Intimate Portraits of Refugees: ‘We Don’t Want to Live in a War’

A close-up look at the people trying to rebuild their lives after being uprooted by violence in the Middle East.

The story of refugees fleeing the Middle East is often told in numbers—59.5 million people displaced at the end of 2014, for example. While figures like this speak to the severity of the crisis, they fail to capture its humanity. Photographer Axel Oberg is working to change that by creating portraits of refugees that “show the people behind the numbers.”

Oberg traveled to the Mediterranean in early September to meet with some of the people who have been driven out of their countries as a result of the brutal civil war in Syria and the advance of the Islamic State.
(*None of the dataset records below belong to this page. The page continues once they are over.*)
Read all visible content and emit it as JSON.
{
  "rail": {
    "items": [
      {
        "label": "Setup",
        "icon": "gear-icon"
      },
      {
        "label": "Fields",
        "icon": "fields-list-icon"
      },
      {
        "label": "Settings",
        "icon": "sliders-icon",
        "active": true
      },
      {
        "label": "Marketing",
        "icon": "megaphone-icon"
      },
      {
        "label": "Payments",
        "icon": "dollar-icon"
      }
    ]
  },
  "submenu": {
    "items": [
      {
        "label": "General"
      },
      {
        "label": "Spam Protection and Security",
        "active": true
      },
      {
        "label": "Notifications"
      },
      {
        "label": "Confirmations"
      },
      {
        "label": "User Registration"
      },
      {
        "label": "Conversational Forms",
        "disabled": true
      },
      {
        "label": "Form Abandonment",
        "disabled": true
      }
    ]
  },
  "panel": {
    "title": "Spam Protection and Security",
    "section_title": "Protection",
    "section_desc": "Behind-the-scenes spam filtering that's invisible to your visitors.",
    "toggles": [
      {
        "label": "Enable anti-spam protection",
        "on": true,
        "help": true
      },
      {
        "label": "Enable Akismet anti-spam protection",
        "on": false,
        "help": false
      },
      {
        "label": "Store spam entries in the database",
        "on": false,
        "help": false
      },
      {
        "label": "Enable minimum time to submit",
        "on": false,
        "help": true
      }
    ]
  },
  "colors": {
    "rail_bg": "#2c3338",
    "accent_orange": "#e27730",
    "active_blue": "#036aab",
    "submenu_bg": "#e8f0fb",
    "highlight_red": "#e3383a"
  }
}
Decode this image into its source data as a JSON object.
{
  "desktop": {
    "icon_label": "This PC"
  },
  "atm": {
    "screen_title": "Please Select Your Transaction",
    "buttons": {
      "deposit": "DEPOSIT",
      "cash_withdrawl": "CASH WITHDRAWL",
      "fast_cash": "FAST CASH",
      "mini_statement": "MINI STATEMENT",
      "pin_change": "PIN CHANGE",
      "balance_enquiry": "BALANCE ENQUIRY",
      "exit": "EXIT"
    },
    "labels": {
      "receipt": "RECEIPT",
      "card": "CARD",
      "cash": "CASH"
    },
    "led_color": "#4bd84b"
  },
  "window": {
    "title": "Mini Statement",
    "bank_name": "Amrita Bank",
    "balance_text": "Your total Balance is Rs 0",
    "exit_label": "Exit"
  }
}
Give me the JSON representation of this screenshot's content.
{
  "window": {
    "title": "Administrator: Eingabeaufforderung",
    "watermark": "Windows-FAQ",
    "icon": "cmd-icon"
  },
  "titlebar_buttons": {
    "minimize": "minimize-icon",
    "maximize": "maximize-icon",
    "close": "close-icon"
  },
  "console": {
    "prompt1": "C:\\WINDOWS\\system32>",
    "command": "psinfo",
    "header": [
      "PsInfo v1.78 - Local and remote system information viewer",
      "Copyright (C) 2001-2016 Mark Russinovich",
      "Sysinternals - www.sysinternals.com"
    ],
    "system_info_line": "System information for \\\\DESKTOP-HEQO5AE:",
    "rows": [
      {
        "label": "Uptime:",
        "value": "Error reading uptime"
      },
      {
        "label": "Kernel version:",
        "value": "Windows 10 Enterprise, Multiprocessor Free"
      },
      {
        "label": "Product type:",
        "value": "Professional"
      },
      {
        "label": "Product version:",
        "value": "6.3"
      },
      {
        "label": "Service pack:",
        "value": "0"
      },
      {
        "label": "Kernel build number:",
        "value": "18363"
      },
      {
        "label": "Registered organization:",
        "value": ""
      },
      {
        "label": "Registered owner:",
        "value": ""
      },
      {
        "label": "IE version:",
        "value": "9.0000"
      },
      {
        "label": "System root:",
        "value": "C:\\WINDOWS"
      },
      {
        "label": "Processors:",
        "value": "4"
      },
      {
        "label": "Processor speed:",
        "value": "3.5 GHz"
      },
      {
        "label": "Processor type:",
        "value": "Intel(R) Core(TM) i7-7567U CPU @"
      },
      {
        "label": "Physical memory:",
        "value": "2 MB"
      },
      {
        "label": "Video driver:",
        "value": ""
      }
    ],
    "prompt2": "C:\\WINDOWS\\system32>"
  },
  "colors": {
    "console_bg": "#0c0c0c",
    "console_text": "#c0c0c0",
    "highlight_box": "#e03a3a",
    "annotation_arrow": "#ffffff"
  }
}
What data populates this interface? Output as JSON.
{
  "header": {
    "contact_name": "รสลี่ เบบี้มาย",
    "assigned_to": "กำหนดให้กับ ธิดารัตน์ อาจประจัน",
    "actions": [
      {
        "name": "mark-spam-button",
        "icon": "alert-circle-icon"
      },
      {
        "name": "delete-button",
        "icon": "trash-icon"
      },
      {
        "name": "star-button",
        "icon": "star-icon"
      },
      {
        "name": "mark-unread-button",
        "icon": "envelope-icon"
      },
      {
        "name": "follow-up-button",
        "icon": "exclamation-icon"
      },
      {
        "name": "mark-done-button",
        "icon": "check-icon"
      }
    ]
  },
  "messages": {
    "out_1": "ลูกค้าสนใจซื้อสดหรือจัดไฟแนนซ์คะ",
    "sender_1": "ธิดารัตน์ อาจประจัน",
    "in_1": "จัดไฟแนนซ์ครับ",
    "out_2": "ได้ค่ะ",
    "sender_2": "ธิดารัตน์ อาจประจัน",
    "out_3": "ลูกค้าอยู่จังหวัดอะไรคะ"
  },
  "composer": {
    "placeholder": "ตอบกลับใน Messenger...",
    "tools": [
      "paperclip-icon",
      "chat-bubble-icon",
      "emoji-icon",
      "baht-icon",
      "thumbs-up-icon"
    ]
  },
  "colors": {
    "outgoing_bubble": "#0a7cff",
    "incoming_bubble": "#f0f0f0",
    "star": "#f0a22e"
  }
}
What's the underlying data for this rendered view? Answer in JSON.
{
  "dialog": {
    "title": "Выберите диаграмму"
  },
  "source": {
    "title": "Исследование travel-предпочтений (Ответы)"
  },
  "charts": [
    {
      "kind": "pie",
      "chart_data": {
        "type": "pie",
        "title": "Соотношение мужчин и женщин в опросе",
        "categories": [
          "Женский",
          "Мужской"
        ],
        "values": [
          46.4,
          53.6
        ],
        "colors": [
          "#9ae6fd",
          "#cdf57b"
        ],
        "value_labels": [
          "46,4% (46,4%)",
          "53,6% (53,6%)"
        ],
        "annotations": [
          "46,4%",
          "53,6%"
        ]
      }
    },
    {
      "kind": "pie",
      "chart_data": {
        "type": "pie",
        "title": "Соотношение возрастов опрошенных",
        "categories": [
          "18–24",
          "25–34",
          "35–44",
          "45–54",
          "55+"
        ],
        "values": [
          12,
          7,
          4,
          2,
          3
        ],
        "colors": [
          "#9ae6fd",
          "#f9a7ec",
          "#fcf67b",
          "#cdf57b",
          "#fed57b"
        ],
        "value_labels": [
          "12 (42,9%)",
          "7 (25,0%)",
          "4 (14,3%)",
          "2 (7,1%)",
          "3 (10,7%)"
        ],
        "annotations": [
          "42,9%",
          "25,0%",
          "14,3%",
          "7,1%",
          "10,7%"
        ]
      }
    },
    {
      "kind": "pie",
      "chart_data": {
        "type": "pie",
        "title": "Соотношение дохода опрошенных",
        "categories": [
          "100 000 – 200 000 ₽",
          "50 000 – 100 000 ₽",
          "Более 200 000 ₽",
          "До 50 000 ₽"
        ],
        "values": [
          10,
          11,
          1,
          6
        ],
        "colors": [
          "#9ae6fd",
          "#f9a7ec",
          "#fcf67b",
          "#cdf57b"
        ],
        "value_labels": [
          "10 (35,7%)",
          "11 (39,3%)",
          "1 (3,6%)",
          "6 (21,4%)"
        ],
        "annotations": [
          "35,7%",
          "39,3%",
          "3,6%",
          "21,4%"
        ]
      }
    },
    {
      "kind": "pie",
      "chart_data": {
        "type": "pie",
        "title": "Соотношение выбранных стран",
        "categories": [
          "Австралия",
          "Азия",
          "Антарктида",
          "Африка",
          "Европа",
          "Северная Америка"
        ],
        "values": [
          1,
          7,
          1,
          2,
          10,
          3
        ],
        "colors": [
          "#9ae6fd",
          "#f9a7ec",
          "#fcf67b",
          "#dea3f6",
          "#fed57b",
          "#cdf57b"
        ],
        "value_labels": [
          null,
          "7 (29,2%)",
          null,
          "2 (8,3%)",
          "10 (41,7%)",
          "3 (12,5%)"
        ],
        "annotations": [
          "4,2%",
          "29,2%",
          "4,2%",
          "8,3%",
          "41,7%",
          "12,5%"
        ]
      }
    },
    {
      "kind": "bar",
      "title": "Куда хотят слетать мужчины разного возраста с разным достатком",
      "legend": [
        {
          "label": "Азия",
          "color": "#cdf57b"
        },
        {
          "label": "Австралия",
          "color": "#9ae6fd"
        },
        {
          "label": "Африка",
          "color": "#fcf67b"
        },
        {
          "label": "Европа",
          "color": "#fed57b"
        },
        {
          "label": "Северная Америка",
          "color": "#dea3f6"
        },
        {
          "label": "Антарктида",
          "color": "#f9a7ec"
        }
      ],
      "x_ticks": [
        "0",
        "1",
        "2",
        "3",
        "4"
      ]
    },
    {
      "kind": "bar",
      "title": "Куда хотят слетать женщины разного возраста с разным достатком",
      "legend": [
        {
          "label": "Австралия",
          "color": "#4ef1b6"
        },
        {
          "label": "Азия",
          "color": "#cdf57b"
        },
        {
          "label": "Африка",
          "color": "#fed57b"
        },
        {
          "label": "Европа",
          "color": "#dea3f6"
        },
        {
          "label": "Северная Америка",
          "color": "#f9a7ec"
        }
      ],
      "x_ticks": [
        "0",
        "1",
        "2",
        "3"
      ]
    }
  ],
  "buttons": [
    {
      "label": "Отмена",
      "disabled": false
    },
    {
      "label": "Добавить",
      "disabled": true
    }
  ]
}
With these pictures, Oberg aimed to show “more of the person, less of the situation,” and to present refugees in the same dignified manner he uses when taking portraits in New York. As a result, he says, these portraits remind us that refugees are “normal, working, middle class people” who want to live their lives but were forced out by war.”